The Effects of Child Abandonment

Did you know that every second of every day, 7,000 children are left abandoned in the U.S.? That number is staggering, but it is also a direct result of child trafficking. Children are sometimes taken under the guise of a relative or on the corner of a busy street. Sometimes, the mothers of these abandoned children never return, and they are carried into the wild, or far out in the desert or swamp. In other cases, they are delivered to orphanages, or strangers’ homes.

Adolescents aged nine to 12 are most likely to resent their new household responsibilities, and the topic can disrupt their academic performance. The anxiety prompted by intrusive thoughts about their own abandonment can make it difficult for them to concentrate, and the drop in school performance is often the result of this. Feelings of self-blame and a lack of self-worth also cause problems at school.
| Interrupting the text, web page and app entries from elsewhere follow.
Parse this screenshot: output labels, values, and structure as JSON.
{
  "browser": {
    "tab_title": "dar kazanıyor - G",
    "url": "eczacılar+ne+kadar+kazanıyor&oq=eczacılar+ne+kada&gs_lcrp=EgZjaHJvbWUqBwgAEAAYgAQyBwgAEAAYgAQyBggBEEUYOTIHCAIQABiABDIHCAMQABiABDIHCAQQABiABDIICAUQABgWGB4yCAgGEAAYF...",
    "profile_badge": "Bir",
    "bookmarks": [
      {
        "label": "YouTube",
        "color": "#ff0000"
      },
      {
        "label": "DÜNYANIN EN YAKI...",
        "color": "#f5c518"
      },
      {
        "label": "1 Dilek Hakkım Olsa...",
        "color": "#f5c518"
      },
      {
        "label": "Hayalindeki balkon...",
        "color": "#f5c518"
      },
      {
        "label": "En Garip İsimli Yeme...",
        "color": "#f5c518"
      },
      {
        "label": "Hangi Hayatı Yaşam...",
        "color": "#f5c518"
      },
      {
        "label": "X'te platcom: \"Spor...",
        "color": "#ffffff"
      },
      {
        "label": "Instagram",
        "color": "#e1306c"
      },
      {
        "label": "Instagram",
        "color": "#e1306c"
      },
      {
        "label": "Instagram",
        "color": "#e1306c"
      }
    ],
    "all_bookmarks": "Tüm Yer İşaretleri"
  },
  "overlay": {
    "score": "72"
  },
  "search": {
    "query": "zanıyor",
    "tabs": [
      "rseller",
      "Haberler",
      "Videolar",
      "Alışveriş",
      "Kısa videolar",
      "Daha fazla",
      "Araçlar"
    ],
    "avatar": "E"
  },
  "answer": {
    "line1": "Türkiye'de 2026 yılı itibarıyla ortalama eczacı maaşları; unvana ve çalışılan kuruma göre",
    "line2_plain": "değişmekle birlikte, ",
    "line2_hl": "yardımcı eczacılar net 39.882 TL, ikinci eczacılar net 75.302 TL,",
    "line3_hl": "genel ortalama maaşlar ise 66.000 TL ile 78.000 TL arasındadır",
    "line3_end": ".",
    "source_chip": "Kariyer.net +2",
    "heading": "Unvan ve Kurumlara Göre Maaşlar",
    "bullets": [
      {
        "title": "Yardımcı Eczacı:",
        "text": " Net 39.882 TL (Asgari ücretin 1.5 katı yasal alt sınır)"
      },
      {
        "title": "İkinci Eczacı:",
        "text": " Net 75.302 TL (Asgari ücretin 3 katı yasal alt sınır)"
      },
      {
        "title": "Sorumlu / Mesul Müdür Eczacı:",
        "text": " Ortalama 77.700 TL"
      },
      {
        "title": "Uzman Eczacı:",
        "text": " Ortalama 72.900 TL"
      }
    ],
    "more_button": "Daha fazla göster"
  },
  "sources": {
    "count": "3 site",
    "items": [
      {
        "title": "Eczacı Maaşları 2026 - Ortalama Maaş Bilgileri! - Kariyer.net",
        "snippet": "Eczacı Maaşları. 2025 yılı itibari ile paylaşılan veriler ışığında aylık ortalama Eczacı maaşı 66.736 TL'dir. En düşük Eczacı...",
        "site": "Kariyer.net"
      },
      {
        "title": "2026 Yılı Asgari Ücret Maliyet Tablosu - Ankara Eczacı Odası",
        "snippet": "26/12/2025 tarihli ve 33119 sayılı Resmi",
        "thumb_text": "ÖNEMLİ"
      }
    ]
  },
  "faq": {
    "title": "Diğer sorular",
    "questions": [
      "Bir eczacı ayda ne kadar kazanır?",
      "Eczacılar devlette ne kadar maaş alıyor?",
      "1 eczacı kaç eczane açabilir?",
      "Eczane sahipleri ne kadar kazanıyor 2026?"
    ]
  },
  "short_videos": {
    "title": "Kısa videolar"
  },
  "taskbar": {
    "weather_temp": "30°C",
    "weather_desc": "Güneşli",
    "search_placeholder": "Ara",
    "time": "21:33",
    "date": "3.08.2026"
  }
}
In addition, nine to twelve-year-olds tend to worry about their parents’ finances, and are likely to be concerned about their family life. This can cause a drain on the remaining parent’s resources.

The United States has laws that make it a criminal offense to abandon a child. In most cases, a parent must legally hand over a child to the local welfare service or a temporary foster care program in order to be reunited with them. This legislation is known as a “safe haven” law, and is intended to protect children from such abuse. It is estimated that around two million children are handed over every year. It is important that the laws that protect these children are enforced so that they can reach the best possible future.

A classic example of a story that depicts a child being abandoned is the biblical story of Moses. In the biblical story, a Jewish mother abandoned an infant into the Nile, hoping that it will be found. The mother eventually finds the child and he is given a higher social status, education, and a more powerful position. This story is based on true events, but demonstrates the effects of child abandonment on the social and psychological state of the child.

There are no single comprehensive study of child abandonment, and the history of abandoned children varies from one culture to another. But there are important factors that should be considered before beginning a study of this topic. There are several resources available for those interested in this topic. The Collection de Ecole francaise de Rome 1991 is a useful resource for researchers and policymakers. The book also includes essays by five different scholars who studied abandoned children in different European countries over the past five centuries.

Many well-intentioned parents fail their children in subtle ways. And while their reasons may be perfectly valid, abandonment has an enormous effect. Whether the reason for abandonment was a traumatic event, the child experiences a devastating impact on his or her mental health. He or she may become isolated, have mood swings, alienate potential intimate partners, and suffer from low self-esteem. He or she may even develop an addiction.